▶ DATASET ENTRIES
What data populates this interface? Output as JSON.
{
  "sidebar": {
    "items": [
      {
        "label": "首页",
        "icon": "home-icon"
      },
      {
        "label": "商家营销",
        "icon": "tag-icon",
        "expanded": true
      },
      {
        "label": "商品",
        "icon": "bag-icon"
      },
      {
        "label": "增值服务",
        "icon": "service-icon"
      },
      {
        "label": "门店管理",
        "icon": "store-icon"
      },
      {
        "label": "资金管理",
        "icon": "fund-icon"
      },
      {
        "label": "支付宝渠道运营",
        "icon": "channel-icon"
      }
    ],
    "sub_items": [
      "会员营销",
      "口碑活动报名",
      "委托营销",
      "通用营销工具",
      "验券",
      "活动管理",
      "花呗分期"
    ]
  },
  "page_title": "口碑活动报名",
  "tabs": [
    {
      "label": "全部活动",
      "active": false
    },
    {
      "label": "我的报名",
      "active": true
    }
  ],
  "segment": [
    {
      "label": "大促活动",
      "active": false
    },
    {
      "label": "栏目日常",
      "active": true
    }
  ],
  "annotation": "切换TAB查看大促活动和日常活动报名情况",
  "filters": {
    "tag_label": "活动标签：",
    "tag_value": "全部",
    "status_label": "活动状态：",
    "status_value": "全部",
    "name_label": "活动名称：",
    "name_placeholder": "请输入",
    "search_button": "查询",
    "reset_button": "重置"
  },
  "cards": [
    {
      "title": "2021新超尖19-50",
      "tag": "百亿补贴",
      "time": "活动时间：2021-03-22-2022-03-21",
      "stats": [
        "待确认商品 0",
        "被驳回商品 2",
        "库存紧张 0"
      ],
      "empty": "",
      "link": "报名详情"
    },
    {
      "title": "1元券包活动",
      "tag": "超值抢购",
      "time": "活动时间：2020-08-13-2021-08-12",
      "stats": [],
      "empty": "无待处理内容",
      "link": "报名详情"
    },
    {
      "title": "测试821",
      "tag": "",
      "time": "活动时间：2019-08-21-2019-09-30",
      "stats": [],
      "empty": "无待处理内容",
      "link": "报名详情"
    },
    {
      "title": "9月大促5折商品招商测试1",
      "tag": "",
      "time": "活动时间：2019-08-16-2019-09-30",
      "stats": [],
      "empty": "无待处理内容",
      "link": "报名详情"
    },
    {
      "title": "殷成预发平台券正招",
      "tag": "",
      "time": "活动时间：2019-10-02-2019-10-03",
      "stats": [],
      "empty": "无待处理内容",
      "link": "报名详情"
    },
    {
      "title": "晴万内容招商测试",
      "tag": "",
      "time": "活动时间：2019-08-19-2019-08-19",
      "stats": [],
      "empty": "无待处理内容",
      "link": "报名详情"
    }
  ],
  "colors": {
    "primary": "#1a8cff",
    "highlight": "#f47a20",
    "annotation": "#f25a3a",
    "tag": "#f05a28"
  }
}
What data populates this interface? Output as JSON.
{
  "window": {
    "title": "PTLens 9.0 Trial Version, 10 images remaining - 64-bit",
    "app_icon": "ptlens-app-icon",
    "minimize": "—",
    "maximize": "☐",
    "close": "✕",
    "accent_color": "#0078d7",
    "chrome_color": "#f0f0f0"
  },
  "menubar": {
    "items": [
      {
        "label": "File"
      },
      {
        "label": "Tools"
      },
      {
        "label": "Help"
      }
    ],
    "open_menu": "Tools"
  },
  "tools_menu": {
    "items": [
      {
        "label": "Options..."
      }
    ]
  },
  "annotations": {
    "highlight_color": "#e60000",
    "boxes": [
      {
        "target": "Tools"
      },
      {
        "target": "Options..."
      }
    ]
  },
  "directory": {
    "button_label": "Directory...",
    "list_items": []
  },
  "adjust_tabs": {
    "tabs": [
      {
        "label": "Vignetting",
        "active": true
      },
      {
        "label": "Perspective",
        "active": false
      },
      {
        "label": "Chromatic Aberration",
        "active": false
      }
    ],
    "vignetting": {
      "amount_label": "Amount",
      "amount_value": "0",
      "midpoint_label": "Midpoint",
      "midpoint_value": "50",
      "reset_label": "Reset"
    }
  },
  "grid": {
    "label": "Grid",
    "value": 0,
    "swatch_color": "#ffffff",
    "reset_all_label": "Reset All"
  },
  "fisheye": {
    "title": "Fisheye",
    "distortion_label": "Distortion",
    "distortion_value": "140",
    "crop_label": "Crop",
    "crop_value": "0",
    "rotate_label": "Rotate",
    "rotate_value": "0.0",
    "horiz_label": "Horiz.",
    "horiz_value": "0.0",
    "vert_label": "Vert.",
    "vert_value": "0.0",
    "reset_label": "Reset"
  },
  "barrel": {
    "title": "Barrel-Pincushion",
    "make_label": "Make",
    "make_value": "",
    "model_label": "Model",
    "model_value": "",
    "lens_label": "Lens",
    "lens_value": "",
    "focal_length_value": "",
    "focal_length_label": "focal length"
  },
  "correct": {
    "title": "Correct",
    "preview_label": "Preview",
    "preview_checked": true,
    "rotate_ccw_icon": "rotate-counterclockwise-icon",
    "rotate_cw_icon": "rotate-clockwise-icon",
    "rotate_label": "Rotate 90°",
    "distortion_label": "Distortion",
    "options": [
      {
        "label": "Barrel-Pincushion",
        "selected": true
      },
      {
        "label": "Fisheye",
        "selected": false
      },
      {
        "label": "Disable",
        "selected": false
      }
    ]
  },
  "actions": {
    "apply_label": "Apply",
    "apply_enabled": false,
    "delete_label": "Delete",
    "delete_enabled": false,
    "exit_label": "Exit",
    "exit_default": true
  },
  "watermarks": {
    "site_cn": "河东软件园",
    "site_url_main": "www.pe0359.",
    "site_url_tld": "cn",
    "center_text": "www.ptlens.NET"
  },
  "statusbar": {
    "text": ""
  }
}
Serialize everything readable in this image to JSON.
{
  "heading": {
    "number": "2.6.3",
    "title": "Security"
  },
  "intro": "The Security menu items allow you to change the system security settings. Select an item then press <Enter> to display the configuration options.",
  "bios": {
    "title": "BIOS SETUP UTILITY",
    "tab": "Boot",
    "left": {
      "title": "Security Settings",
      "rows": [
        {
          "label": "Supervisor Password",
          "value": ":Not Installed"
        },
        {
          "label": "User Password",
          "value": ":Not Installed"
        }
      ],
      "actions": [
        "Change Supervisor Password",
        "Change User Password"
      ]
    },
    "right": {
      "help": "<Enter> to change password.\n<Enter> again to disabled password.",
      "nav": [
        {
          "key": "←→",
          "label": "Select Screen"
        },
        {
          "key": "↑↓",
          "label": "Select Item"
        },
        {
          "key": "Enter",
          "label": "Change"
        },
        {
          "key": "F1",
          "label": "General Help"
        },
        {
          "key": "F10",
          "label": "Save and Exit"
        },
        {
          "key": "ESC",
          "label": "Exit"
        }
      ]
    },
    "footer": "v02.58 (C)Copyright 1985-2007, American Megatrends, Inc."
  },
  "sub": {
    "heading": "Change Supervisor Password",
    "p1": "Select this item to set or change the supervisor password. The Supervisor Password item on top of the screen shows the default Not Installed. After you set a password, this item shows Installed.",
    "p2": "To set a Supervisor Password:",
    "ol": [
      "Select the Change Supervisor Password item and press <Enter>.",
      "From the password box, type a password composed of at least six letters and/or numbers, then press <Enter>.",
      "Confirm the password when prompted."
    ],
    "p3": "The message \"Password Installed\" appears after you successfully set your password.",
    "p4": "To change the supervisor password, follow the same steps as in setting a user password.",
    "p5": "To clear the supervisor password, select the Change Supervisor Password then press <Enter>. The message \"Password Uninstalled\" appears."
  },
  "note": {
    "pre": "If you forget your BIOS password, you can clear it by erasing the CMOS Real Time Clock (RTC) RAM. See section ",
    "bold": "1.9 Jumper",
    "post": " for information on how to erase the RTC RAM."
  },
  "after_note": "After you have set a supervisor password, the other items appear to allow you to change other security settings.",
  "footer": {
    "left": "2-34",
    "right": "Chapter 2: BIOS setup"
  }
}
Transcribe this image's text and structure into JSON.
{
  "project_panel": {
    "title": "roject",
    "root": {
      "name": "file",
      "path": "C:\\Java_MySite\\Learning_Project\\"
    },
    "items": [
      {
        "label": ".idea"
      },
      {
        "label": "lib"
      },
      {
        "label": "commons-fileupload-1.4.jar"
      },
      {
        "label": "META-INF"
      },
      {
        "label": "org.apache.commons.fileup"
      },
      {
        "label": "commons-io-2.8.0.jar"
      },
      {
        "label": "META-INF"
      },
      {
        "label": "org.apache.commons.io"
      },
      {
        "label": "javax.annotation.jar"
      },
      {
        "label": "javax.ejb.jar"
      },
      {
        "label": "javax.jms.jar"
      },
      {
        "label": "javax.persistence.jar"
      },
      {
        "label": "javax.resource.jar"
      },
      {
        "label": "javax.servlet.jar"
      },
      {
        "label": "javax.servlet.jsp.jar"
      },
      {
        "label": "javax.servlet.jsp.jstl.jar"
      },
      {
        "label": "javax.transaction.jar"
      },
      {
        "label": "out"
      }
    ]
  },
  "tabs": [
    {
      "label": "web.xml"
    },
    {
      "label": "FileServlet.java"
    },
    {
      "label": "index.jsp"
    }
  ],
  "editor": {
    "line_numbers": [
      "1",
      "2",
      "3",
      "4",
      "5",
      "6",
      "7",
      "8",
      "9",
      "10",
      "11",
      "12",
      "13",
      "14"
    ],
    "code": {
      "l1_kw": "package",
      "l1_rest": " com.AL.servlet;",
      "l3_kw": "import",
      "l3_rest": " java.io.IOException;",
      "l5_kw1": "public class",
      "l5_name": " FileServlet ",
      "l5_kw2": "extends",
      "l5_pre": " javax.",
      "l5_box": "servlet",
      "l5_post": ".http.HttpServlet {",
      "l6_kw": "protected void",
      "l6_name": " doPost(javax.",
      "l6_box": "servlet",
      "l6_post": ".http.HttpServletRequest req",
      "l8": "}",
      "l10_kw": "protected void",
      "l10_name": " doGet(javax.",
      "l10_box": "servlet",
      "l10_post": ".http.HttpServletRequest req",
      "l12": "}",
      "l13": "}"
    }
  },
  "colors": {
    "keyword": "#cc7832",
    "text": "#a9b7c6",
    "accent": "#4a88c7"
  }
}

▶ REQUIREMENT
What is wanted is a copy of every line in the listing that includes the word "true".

▶ TASK RESPONSE
        "expanded": true
      "active": true
      "active": true
        "active": true
    "preview_checked": true,
        "selected": true
    "exit_default": true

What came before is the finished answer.